Extracted records:
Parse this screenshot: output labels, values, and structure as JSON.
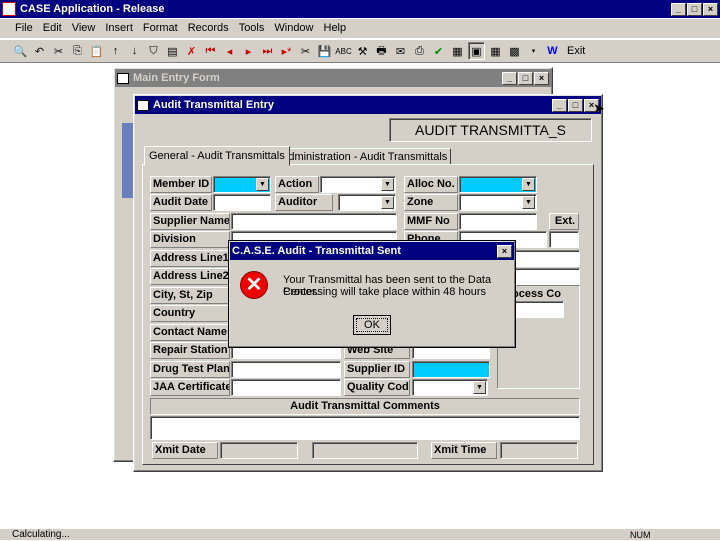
{
  "app": {
    "title": "CASE Application - Release"
  },
  "menu": [
    "File",
    "Edit",
    "View",
    "Insert",
    "Format",
    "Records",
    "Tools",
    "Window",
    "Help"
  ],
  "toolbar": {
    "exit_label": "Exit"
  },
  "main_form": {
    "title": "Main Entry Form"
  },
  "audit_window": {
    "title": "Audit Transmittal Entry",
    "banner": "AUDIT TRANSMITTA_S",
    "tabs": [
      "General - Audit Transmittals",
      "Administration - Audit Transmittals"
    ]
  },
  "fields": {
    "member_id": "Member ID",
    "action": "Action",
    "alloc_no": "Alloc No.",
    "audit_date": "Audit Date",
    "auditor": "Auditor",
    "zone": "Zone",
    "supplier_name": "Supplier Name",
    "mmf_no": "MMF No",
    "ext": "Ext.",
    "division": "Division",
    "phone": "Phone",
    "address1": "Address Line1",
    "address2": "Address Line2",
    "city": "City, St, Zip",
    "process_co": "ocess Co",
    "country": "Country",
    "contact": "Contact Name",
    "repair": "Repair Station",
    "website": "Web Site",
    "drug": "Drug Test Plan",
    "supplier_id": "Supplier ID",
    "jaa": "JAA Certificate",
    "quality": "Quality Code",
    "comments_header": "Audit Transmittal Comments",
    "xmit_date": "Xmit Date",
    "xmit_time": "Xmit Time"
  },
  "dialog": {
    "title": "C.A.S.E. Audit - Transmittal Sent",
    "line1": "Your Transmittal has been sent to the Data Center.",
    "line2": "Processing will take place within 48 hours",
    "ok": "OK"
  },
  "status": {
    "text": "Calculating...",
    "num": "NUM"
  }
}
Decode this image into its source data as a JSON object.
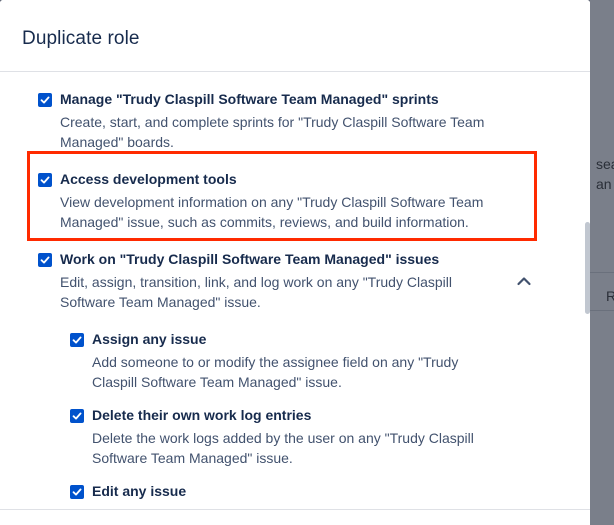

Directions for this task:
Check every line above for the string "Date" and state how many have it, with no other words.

Response to this task:
2